Your "Patatas Bravas" have gained a cult following—what makes them so unique and special?
I received this recipe from a lovely elderly couple during my stay at their B&B in a small town called Ea in the Basque country. Their food was delicious, and I couldn't resist asking for the recipe. The potatoes are cooked three times to achieve the perfect crispiness, and the bravas sauce (prepared with smoked paprika and tomato) is a traditional Basque recipe, although there are many variations throughout Spain. They also taught me how to make Pan Con Tomate, a simple yet incredibly flavorful dish of tomatoes on toast.
Tell us about your restaurant's interiors and bar and their differences.
A typical Spanish bodega inspires the interior of the restaurant as one finds it on the streets of San Sebastian. I was very much in awe of some of the places I visited there; that was the basis of our design for the restaurant. Our bar was made keeping in mind a comfortable, cosy spot one would find in such a place, where you can linger over drinks and tapas for as long as you want. We have a lot of Spanish bull paraphernalia in our restaurant, which is a sight seen very often in a typical taberna in Spain. Overall, the whole place gives a very European feel when you walk in, making you forget that you are in Goa.
What motivated the introduction of Vermouth Making Classes, and what can attendees expect from this unique experience?
Vermouths are like wine to cheese for a Tapas bar. This drink is versatile and stunning to have on its own, especially when it's homemade with various botanicals and herbs. We created our own version of the three classic vermouths, which we use in our signature cocktails, lending them a unique flavour.
To educate our customers about vermouths, we started offering tastings and small information booklets about them at the bar. We noticed a growing interest in vermouths among people, which inspired us to create a masterclass that explains the origin and usage of vermouths. During the class, we provide a live demonstration of how to make vermouth at home, and each participant receives a demo kit containing all the necessary ingredients to make it themselves. Additionally, the class includes a tasting and pairing of vermouths with our specially crafted cheese and tapas platter and a brief demo of some vermouth cocktails that can be made at home. This unique experience is currently not offered by anyone else in India.
Do you face any challenges or competition as a new restaurant, particularly during peak seasons?
It's a well-known fact that many new restaurants are opening in Goa almost every week. However, the local Goan crowd prefers Goan cuisine the most, and it's a challenge for us to convince them to try Spanish food. Nevertheless, those who do come to our restaurant love the food we serve, and we feel blessed for that. Many locals frequently visit our place, and some of our dishes are of Portuguese origin, which resonates well with them.

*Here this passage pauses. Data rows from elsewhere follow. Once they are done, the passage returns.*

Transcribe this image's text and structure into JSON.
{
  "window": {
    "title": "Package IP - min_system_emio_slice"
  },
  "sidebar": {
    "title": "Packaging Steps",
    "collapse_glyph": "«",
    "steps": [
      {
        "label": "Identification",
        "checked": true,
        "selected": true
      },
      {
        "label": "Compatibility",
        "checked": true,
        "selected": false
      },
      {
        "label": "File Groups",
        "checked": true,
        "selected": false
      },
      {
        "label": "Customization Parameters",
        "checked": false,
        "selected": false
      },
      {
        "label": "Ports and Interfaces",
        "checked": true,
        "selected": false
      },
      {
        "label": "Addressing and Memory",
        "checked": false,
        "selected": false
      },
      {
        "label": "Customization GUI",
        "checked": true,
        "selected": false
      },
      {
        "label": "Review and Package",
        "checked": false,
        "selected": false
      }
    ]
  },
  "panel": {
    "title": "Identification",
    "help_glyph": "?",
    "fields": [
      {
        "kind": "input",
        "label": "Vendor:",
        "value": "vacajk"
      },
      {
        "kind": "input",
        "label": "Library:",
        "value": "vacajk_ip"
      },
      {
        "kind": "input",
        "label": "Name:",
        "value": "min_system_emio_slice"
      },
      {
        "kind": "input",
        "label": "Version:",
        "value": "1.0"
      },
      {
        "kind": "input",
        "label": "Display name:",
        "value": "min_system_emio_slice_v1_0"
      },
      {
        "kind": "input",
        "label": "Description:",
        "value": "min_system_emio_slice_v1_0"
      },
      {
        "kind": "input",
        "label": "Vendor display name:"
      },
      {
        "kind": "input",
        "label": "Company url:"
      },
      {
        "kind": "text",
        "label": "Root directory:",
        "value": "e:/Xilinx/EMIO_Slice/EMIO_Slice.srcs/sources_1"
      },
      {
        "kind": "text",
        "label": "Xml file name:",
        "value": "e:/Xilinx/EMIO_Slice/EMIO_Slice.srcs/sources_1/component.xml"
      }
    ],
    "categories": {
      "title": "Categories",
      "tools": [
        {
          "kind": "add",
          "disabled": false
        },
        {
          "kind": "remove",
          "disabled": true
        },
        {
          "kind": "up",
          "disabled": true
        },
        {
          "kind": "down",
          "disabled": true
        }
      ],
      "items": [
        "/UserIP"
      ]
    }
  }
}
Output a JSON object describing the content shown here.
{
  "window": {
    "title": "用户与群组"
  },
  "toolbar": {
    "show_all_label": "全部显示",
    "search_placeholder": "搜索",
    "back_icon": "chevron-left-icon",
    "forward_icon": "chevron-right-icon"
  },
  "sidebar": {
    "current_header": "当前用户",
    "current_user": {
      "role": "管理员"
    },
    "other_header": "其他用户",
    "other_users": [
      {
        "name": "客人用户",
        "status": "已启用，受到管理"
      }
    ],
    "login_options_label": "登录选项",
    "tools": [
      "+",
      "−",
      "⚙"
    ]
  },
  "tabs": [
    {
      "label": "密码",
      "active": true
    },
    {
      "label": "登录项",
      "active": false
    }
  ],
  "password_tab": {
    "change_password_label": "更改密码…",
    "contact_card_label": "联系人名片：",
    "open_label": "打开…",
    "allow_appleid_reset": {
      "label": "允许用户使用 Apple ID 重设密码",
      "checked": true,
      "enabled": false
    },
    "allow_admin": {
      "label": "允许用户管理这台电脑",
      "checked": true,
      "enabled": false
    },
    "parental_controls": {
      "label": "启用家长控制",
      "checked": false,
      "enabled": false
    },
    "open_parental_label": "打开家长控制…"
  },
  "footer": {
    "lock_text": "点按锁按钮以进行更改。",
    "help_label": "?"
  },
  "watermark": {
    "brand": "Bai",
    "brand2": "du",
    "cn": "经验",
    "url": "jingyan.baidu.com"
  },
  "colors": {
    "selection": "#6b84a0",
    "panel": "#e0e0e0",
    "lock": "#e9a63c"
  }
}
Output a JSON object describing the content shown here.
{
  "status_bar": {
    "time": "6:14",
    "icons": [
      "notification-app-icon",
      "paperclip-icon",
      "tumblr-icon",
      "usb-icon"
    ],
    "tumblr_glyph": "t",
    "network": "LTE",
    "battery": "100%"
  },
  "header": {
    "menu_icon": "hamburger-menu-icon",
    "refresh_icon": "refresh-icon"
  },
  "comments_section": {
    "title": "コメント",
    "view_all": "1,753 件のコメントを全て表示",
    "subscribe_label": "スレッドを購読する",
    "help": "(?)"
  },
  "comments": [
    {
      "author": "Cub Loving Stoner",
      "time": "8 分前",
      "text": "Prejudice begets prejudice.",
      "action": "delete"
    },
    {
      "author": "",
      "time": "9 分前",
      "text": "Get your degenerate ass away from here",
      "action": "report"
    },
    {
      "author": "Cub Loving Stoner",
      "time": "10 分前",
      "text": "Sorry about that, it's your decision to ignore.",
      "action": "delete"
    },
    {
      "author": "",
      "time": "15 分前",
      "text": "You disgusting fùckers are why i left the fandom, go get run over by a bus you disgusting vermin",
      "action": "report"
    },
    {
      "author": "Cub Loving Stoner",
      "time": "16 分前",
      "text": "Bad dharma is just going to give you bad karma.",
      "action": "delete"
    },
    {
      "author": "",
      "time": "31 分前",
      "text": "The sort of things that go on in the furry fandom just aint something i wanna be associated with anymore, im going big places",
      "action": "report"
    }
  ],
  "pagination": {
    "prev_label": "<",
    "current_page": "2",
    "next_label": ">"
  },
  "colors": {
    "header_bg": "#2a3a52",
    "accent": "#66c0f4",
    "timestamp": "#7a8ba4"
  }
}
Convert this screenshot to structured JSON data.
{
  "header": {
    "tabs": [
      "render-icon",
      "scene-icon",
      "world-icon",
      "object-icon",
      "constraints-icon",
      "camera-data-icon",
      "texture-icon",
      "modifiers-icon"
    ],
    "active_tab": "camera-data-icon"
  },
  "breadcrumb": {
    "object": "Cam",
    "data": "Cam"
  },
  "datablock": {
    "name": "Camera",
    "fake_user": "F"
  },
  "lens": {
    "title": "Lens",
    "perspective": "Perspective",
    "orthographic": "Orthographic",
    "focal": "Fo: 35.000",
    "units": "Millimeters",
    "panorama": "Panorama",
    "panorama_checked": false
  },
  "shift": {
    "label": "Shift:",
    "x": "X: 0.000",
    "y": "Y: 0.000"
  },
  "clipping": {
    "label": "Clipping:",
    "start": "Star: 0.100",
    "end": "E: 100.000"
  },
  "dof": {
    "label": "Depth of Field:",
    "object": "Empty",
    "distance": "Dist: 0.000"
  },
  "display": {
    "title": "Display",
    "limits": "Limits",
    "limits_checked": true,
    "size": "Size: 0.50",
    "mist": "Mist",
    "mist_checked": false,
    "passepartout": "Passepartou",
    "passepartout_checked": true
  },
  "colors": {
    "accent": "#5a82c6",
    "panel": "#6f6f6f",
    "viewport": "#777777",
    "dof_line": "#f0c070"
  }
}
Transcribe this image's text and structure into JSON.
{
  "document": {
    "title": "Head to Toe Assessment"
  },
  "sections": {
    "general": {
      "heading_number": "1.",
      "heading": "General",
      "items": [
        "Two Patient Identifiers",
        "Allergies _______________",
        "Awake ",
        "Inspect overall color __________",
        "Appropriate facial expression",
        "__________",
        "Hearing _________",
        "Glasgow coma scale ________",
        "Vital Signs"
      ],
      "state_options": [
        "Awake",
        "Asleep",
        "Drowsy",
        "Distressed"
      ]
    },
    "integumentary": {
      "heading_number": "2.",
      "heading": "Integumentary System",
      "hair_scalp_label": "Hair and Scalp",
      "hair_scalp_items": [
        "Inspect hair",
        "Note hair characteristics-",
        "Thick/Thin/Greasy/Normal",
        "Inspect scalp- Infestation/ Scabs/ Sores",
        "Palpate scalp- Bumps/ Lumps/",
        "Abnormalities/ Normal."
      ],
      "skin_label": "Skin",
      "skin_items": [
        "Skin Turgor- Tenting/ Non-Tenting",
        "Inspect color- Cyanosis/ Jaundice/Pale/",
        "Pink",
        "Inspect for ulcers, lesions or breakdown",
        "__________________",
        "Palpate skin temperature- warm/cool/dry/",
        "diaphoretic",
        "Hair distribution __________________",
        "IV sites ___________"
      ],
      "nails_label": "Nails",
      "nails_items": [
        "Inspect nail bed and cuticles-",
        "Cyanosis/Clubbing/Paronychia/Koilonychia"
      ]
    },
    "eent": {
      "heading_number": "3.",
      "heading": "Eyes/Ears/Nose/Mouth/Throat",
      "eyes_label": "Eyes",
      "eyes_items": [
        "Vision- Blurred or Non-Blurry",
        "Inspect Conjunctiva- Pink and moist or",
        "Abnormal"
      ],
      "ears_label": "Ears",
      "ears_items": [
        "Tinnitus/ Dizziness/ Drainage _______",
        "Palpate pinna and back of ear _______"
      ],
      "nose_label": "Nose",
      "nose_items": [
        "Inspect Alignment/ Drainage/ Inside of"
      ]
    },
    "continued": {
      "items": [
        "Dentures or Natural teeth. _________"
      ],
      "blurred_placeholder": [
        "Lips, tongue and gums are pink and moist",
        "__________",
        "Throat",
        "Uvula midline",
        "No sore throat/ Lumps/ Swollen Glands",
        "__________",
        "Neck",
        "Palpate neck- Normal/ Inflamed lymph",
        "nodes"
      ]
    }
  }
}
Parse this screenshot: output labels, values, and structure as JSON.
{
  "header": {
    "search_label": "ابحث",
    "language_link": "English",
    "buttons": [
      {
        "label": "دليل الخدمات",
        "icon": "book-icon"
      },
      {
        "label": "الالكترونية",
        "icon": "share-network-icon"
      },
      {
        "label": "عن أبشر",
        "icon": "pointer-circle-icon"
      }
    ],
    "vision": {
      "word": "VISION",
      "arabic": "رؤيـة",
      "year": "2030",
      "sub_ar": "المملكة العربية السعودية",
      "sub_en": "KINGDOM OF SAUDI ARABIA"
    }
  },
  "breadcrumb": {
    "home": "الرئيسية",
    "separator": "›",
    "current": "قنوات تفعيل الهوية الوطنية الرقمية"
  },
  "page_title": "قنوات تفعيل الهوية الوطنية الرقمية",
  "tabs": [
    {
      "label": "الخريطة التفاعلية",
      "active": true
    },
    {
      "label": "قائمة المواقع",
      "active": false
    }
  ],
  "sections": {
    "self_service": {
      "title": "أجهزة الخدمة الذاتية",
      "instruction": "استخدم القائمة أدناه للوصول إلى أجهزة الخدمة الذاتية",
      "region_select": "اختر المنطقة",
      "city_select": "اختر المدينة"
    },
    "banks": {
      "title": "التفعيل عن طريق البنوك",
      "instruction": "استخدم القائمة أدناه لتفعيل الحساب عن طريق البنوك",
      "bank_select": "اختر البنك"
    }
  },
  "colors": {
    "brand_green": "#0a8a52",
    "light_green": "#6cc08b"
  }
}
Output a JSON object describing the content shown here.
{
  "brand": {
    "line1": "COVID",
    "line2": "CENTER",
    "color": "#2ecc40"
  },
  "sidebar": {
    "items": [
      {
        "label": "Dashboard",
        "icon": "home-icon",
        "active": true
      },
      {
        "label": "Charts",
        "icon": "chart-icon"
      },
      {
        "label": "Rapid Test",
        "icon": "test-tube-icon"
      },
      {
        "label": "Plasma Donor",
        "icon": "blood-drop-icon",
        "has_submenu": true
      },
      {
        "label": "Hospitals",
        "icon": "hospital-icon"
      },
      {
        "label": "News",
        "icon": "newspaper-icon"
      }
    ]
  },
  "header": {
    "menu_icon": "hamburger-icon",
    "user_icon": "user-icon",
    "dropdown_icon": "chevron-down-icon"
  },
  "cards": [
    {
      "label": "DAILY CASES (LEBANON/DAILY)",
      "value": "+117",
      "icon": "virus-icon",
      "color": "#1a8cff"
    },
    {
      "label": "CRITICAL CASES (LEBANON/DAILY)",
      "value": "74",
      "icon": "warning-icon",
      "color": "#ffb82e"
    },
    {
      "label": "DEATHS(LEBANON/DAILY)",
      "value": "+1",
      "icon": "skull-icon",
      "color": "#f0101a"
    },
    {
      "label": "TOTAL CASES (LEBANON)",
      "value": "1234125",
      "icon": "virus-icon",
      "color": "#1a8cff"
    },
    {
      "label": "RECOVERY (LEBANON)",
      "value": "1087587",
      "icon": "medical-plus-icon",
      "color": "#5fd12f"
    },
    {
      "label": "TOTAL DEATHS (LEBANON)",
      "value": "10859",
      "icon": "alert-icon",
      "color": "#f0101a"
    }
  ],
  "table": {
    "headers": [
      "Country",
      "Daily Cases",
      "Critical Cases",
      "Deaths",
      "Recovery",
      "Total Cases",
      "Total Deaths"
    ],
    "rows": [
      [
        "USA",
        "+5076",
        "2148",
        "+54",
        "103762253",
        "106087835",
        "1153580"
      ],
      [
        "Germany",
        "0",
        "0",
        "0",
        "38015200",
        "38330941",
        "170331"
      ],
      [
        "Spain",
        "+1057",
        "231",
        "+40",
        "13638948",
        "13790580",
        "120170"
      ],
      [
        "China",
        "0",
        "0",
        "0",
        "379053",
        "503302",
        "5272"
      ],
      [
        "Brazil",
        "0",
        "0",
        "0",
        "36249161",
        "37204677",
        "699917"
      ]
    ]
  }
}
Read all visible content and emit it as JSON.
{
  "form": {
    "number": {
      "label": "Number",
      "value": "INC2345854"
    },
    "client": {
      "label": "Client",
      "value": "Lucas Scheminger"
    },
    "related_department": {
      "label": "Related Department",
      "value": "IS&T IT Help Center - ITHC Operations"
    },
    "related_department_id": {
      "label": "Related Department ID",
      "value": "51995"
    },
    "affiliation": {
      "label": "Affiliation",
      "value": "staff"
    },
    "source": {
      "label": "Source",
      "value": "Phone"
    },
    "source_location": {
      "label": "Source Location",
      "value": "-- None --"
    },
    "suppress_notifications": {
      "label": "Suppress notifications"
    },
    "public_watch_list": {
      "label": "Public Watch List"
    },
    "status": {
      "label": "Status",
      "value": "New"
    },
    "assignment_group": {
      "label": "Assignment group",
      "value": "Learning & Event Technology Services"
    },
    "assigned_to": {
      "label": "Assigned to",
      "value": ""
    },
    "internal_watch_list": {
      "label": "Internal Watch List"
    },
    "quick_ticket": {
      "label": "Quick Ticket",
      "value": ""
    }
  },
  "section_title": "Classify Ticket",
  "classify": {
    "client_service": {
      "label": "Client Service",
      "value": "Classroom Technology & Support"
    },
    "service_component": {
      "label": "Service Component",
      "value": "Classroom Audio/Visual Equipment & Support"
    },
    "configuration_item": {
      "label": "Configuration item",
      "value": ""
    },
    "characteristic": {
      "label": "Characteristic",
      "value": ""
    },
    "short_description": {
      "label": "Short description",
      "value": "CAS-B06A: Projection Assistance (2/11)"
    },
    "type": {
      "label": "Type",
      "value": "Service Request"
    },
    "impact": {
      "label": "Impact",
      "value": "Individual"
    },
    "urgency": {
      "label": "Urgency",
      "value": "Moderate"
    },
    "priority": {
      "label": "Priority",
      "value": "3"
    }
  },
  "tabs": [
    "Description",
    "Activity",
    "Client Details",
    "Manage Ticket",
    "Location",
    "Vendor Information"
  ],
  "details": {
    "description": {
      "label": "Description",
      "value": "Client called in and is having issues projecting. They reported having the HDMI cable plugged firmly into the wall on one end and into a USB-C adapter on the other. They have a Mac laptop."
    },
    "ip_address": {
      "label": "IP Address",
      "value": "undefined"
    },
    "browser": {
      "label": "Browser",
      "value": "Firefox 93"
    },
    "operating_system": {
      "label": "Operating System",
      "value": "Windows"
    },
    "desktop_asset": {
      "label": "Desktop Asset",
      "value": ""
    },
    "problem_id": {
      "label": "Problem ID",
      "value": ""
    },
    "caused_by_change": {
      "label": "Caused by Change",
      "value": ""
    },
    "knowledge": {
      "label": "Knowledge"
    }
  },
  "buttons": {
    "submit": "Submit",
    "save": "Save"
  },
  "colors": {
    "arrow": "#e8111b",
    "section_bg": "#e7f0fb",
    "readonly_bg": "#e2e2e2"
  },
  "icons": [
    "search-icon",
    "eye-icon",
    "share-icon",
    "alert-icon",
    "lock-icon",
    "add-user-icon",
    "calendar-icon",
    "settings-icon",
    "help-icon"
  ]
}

Tourists usually opt for local food since they are in Goa. However, we have noticed an upward trend in the number of curious tourists trying Isabella's food.
What is the first thing you notice when visiting a food outlet in another country or state?
When I visit any food outlet, I first notice the staff and the service. I gauge a place by how comfortable it makes me feel when I walk in, regardless of whether it's a hole-in-the-wall place with just one table or a Michelin-starred fine dining spot. After that, I pay attention to the food and drinks.
Is there any specific travel destination that influenced the way you perceive F&B business?
San Sebastian! Every bar, taverna, restaurant, or café is unique and inspiring. I have had the best octopus risotto at a crowded bar, served on a small plate while standing with my drink, and the best fine dining experience at many of its fancy spots. The attention given to food is mind-blowing! I always try to incorporate those qualities at Isabella's.